On Dec. 5, Waymo, the driverless car company spun out of Alphabet neé Google, unveiled a commercial ride-hail service, Waymo One, in the greater metro area of Phoenix, Arizona. While it’s far from a robotaxi takeover, hundreds of pre-approved riders in greater Phoenix can now book and pay for a ride in a driverless taxi using Waymo’s technology.

Waymo One is in every way a competitor to Uber. Customers request rides and confirm their location through an app. Waymo decides the best route and drop-off spot, which may require the passenger to walk a few minutes to their final destination, similar to a discount service Uber offers. Waymo even provides a price quote at the time of booking, employing the “upfront pricing” method that Uber introduced in 2016 as an alternative to the traditional taxi meter.

The Waymo One app.
The Waymo One app.
Image: Waymo

Uber—and every other ride-hail company and automaker—knew this was coming. Waymo began as the Google Self-Driving Car Project in 2009, the same year Uber was founded. Over the next decade, the company logged 7 billion miles in simulation and 10 million on public roads.
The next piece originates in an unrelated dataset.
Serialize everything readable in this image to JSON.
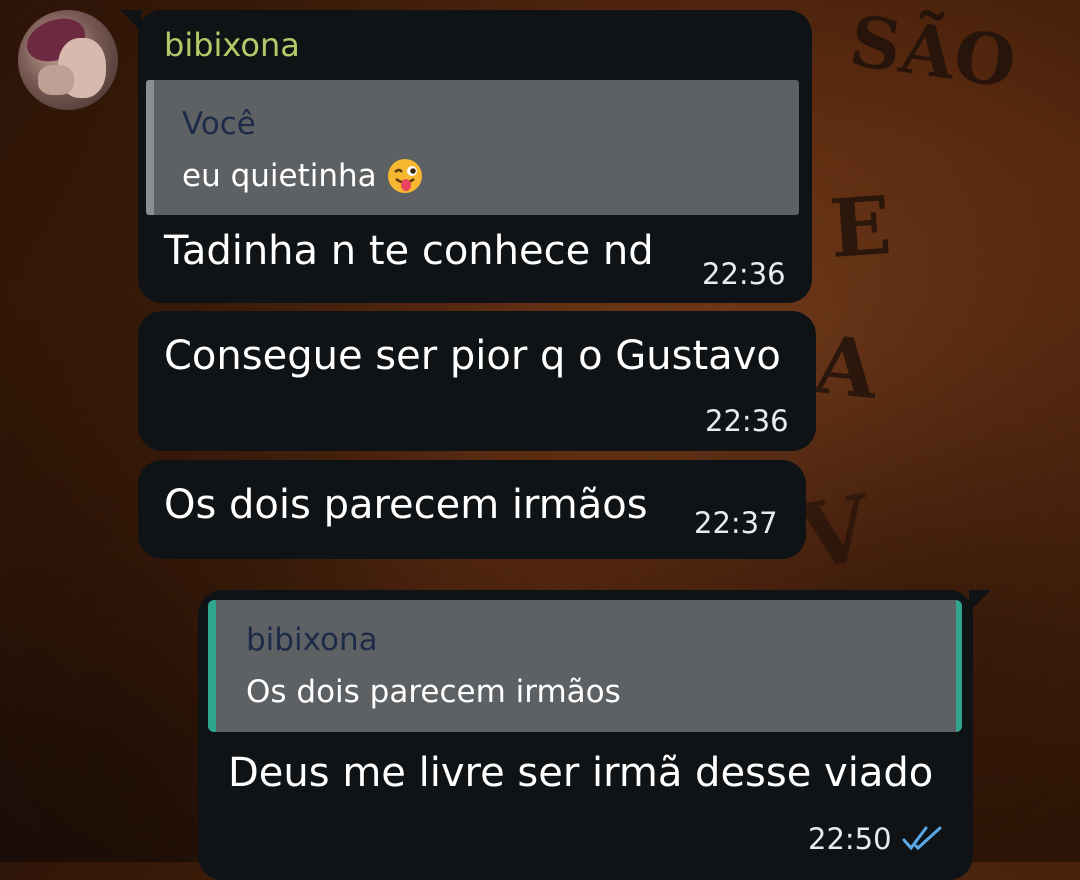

It started public trials with Phoenix residents in 2017, and received approval from the Arizona transportation department to operate a commercial ride-hail service in the state this past January, promising a commercial service by the end of the year.
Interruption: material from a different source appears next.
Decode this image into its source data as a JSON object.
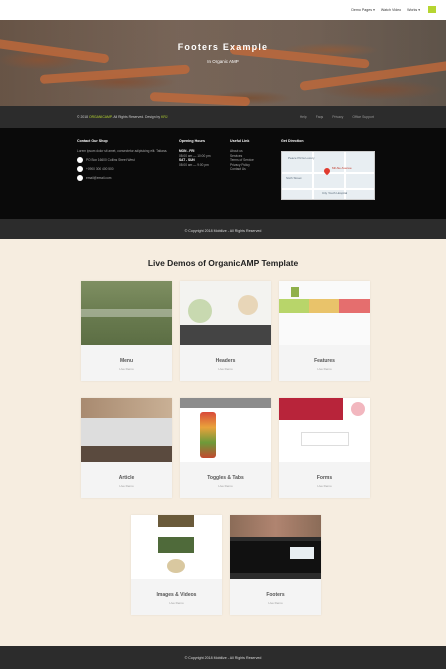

Waymo’s progress toward a driverless taxi service is even more striking compared to the roadblocks Uber hit this year. Uber grounded its self-driving fleets after one of its vehicles struck and killed a woman in Tempe, Arizona, in March. The company is only now preparing to resume autonomous testing in Pittsburgh, the New York Times reported (paywall) Dec. 5, and with significantly lower expectations. Cars that drove up to 55 miles per hour before the Tempe accident will now be capped at 25 mph. They also won’t operate at night or in wet conditions.

Waymo has also had its share of scrapes. Over the summer, one of the company’s safety drivers fell asleep on a highway outside of Mountain View, California, and inadvertently disabled the car’s self-driving software, causing it to crash into the highway median (paywall). More recently, a Waymo driver manually swerved to avoid a car in Mountain View and hit a motorcyclist, sending that person to the hospital. Waymo has reportedly started installing “fatigue” cameras (paywall) aimed at its safety drivers’ faces to monitor them for drowsiness.
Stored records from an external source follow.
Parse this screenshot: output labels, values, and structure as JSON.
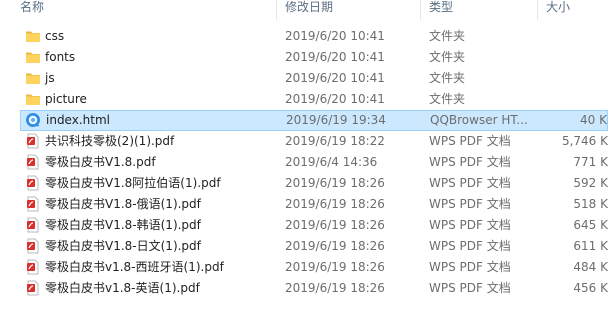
{
  "columns": {
    "name": "名称",
    "date": "修改日期",
    "type": "类型",
    "size": "大小"
  },
  "files": [
    {
      "name": "css",
      "date": "2019/6/20 10:41",
      "type": "文件夹",
      "size": "",
      "icon": "folder-icon"
    },
    {
      "name": "fonts",
      "date": "2019/6/20 10:41",
      "type": "文件夹",
      "size": "",
      "icon": "folder-icon"
    },
    {
      "name": "js",
      "date": "2019/6/20 10:41",
      "type": "文件夹",
      "size": "",
      "icon": "folder-icon"
    },
    {
      "name": "picture",
      "date": "2019/6/20 10:41",
      "type": "文件夹",
      "size": "",
      "icon": "folder-icon"
    },
    {
      "name": "index.html",
      "date": "2019/6/19 19:34",
      "type": "QQBrowser HT...",
      "size": "40 K",
      "icon": "qqbrowser-html-icon",
      "selected": true
    },
    {
      "name": "共识科技零极(2)(1).pdf",
      "date": "2019/6/19 18:22",
      "type": "WPS PDF 文档",
      "size": "5,746 K",
      "icon": "pdf-icon"
    },
    {
      "name": "零极白皮书V1.8.pdf",
      "date": "2019/6/4 14:36",
      "type": "WPS PDF 文档",
      "size": "771 K",
      "icon": "pdf-icon"
    },
    {
      "name": "零极白皮书V1.8阿拉伯语(1).pdf",
      "date": "2019/6/19 18:26",
      "type": "WPS PDF 文档",
      "size": "592 K",
      "icon": "pdf-icon"
    },
    {
      "name": "零极白皮书V1.8-俄语(1).pdf",
      "date": "2019/6/19 18:26",
      "type": "WPS PDF 文档",
      "size": "518 K",
      "icon": "pdf-icon"
    },
    {
      "name": "零极白皮书V1.8-韩语(1).pdf",
      "date": "2019/6/19 18:26",
      "type": "WPS PDF 文档",
      "size": "645 K",
      "icon": "pdf-icon"
    },
    {
      "name": "零极白皮书V1.8-日文(1).pdf",
      "date": "2019/6/19 18:26",
      "type": "WPS PDF 文档",
      "size": "611 K",
      "icon": "pdf-icon"
    },
    {
      "name": "零极白皮书v1.8-西班牙语(1).pdf",
      "date": "2019/6/19 18:26",
      "type": "WPS PDF 文档",
      "size": "484 K",
      "icon": "pdf-icon"
    },
    {
      "name": "零极白皮书v1.8-英语(1).pdf",
      "date": "2019/6/19 18:26",
      "type": "WPS PDF 文档",
      "size": "456 K",
      "icon": "pdf-icon"
    }
  ]
}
Waymo One is similarly limited in scope. The program for now is only available to “hundreds” of riders who participated in Waymo’s free Phoenix test program in greater Phoenix, CEO John Krafcik said in a blog post. Its service area is roughly 100 square miles across the suburbs of Chandler, Mesa, Tempe, and Gilbert, with rides supervised by trained safety drivers.

Even with those caveats, Waymo One is a big step forward as Uber’s driverless efforts have taken a step or two backward. For a company that once declared driverless cars “basically existential” to its survival, that should be nothing short of alarming.